### Problem requirements
A copy is needed of each line in the records that has the word "icon".
START Provided material
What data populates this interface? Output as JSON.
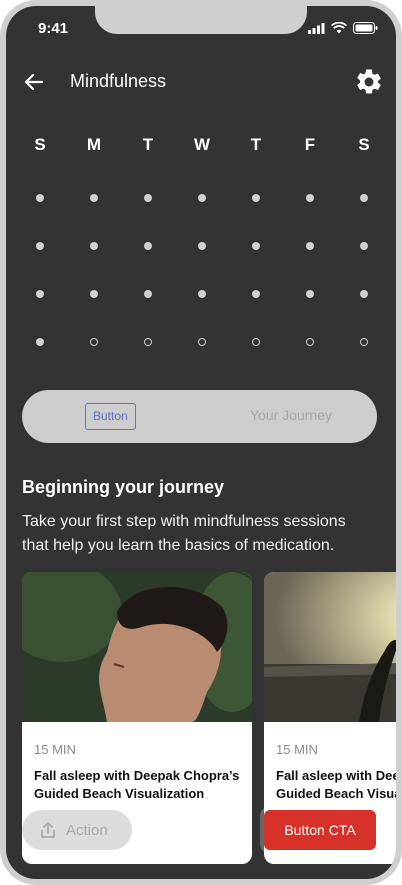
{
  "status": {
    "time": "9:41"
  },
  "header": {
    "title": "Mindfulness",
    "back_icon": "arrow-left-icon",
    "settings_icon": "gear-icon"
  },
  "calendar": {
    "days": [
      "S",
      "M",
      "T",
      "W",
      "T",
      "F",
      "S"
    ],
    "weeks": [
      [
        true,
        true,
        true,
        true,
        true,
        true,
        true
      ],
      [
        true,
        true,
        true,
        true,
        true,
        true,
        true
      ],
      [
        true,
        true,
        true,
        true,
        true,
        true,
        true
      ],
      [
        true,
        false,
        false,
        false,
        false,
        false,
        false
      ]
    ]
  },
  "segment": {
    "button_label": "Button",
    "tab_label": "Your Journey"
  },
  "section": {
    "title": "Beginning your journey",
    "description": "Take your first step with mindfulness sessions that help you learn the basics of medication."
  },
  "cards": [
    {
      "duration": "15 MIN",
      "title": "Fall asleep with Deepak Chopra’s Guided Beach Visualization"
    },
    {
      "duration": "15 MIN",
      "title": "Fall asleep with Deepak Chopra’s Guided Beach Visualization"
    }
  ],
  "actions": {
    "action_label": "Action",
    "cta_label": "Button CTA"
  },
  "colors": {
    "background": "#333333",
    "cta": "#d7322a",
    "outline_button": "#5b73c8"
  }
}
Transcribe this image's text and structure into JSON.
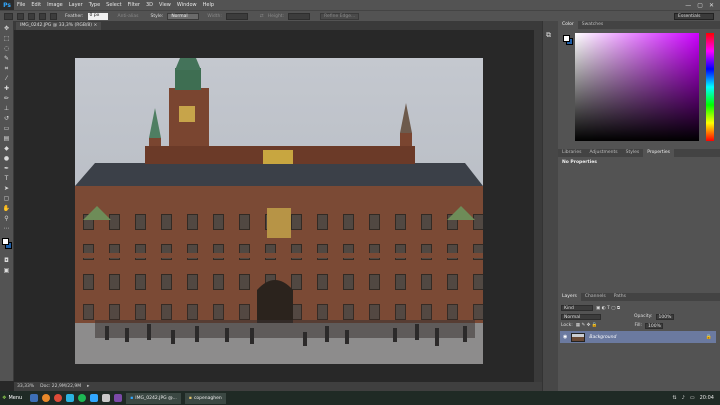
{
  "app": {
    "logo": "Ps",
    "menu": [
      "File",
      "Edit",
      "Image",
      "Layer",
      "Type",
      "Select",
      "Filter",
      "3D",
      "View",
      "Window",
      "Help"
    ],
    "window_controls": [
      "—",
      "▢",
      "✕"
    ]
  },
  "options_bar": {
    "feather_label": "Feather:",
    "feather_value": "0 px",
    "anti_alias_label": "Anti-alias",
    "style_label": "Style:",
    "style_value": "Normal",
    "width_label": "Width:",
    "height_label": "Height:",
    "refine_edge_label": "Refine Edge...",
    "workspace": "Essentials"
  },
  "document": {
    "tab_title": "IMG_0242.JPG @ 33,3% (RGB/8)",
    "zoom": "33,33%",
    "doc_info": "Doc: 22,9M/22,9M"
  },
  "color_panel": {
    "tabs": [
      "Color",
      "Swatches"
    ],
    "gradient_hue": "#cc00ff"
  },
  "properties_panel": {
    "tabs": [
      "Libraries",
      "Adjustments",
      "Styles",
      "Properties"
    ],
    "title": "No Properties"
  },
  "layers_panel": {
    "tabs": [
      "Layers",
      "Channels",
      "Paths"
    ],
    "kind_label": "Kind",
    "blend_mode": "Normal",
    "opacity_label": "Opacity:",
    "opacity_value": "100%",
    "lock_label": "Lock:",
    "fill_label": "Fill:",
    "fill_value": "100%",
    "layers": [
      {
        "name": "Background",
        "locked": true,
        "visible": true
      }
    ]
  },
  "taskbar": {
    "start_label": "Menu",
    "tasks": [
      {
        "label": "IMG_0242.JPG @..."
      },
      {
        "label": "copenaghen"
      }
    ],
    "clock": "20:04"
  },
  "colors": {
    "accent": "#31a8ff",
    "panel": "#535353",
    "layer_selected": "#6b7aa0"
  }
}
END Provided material
### Solution
    "back_icon": "arrow-left-icon",
    "settings_icon": "gear-icon"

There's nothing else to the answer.